In January 2015 we will install an Indirect Ophthalmoscope Simulator into the Cheltenham Simulation suite, making Severn PGME the first in the UK to purchase this type of simulator. Indirect ophthalmoscopy is a skill which many trainees find difficult to master and this simulator, manufactured by VR Magic who make the EyeSi, provides an interactive and versatile platform to practice this skill.

Reason Three: Research Opportunities

We actively encourage our trainees to get involved with research projects within PGME. We currently have 2 ACFs and 2 ACLs, but there are ample opportunities for trainees to conduct innovative research during the course of their training.

Rob Johnston, who is a VR consultant in Cheltenham, is also the creator of Medisoft, the most widely used ophthalmology electronic patient record in the UK. The huge Medisoft database has facilitated the publication of over 30 papers on cataract surgery, medical retina treatments and glaucoma, many of which have been instigated by our trainees. 

In 2014 our trainees (we only have 19 in the deanery) had the following presentations and  posters at prestigious International and National meetings:







World Congress Tokyo



RCOphth Annual Congress



Oxford Congress












Other International meetings



Trainees published 8 peer reviewed papers, including two first author papers in IOVS and one in Nature Biotechnology.

One of our trainees won the AAO prize for the most useful resource on the AAO  Global Networks,  for his Sutureless ECCE video.
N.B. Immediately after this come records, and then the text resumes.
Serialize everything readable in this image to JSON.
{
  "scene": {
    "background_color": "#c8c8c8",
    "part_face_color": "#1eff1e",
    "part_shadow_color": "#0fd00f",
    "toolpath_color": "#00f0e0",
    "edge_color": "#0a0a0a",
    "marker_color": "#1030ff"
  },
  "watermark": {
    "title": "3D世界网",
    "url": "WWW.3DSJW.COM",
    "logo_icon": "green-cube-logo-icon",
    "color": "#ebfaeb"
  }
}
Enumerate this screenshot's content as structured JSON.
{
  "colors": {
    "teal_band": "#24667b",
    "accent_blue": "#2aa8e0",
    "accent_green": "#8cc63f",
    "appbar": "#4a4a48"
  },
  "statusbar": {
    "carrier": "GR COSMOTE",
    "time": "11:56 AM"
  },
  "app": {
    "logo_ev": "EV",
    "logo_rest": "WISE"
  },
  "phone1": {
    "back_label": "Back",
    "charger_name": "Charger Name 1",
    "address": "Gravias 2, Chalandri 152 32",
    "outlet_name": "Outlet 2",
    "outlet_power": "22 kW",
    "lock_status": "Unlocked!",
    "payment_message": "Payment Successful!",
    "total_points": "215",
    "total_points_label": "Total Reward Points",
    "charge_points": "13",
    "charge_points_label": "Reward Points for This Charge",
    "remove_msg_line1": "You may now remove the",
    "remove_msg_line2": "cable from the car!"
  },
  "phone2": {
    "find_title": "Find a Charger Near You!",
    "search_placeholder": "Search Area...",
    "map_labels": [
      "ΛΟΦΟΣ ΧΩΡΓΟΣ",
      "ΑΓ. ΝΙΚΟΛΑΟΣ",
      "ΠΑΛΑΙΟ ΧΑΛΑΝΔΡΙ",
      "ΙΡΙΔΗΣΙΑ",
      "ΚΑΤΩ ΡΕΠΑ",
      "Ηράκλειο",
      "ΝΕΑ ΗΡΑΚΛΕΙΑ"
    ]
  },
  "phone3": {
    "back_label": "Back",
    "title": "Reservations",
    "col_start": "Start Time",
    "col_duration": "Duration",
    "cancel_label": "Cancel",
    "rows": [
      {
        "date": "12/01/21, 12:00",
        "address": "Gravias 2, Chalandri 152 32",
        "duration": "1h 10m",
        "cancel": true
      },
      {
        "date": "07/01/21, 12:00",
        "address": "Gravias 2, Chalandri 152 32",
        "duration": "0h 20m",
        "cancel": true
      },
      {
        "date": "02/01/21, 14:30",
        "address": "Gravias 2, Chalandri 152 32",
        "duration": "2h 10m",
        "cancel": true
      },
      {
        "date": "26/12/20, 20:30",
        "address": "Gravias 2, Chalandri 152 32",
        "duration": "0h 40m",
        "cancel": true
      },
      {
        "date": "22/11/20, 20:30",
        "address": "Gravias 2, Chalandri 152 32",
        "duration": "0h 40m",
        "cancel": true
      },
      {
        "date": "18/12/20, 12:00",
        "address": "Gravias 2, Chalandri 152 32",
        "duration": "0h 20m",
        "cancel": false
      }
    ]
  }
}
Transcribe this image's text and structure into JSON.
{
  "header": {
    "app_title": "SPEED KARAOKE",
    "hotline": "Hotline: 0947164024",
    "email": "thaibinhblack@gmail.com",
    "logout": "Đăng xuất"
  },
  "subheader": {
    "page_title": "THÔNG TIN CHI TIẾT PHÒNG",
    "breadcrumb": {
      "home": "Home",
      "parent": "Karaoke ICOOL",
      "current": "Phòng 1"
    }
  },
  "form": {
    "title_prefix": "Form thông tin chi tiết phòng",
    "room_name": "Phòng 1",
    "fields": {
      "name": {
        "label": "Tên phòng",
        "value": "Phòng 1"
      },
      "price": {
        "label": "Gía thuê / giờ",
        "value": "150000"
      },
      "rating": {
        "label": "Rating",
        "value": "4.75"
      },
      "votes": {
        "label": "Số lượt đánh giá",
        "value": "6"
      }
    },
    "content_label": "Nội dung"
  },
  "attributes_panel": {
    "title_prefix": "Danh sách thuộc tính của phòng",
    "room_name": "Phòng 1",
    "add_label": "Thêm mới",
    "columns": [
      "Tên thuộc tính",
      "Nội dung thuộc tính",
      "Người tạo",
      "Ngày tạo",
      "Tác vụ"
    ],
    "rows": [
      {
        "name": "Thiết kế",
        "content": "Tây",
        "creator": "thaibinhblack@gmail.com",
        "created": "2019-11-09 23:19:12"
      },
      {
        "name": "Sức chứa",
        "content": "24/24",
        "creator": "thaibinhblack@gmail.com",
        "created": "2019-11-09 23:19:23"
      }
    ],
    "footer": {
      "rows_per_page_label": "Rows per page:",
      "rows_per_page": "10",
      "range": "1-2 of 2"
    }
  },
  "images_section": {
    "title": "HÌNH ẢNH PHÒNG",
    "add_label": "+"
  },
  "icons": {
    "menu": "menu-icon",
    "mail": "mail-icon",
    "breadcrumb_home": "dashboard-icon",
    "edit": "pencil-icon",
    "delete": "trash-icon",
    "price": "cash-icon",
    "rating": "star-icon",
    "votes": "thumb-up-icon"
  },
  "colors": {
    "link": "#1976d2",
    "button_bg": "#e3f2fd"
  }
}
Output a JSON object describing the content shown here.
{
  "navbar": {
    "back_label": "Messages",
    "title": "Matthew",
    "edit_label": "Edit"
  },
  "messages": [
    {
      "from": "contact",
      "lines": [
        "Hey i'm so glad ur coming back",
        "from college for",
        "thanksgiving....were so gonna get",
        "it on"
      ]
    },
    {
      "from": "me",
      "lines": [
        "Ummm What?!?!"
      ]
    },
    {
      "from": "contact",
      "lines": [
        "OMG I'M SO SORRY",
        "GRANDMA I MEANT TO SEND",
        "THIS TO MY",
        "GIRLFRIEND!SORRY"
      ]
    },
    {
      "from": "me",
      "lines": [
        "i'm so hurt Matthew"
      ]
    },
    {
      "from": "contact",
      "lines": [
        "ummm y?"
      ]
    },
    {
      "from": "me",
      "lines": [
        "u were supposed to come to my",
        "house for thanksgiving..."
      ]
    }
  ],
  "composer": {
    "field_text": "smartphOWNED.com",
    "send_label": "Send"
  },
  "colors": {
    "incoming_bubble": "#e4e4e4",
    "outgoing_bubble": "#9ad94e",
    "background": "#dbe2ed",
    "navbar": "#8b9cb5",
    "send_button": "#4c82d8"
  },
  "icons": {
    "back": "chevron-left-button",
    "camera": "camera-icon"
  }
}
Reason Four: Quality Assurance Processes in the Severn Deanery 

The Severn Deanery was one of the first UK deaneries to set up Quality Panels in their Schools (2009). The Ophthalmology Quality Panel is made up of the Head of School, a College Tutor, a Lay Chair and at least 3 Trainee representatives, ranging from ST1-7, who between them have worked in all 4 units during the course of that year. These trainees will have contacted all the trainees in their units asking them if they have any concerns about any aspects of their training. If they have, this information can be passed onto the Quality Panel (anonymously if the trainee wishes). The Panel then triangulates the trainees’ feedback , with information from the ARCPs and GMC trainee survey. The quality of training on each firm, is then discussed by the panel and is given a grade. If there are areas that need to be addressed, the Head of School raises these with the College Tutor in the relevant unit and sets in place an action plan to rectify the situation. To watch a video of one of our trainees discussing Quality Panels click this link

Reason Five: FRCOphth examinations 

Part I FRCOphth

All trainees must pass the Part 1 FRCOphth before they commence their ST3 year. Dr John Ferris, one of our leading consultants who is also the Royal College of Ophthalmology Surgical Skills Faculty Lead, is the author of Basic Sciences in Ophthalmology, which is the universally used revision text for this exam. He also lectures on the Institute of Ophthalmology Basic Science course and is therefore well positioned to guide trainees who are preparing for this examination.

Part II FRCOphth

This examination has been running for ten years now. Although most of this success can be attributed to the hard work of our trainees, the clinical teaching and mock vivas / clinical cases in the lead up to the exam, enabled them to approach this exam with confidence.

Reason Six: Fellowship placements and Consultant posts 

The training we provide in Severn PGME, alongside the opportunities to become involved with high quality research projects, means that our trainees are in a good position to apply for prestigious Fellowships in the UK, US and Australia. This in turn enables them to be competitive when applying for sought after consultant positions.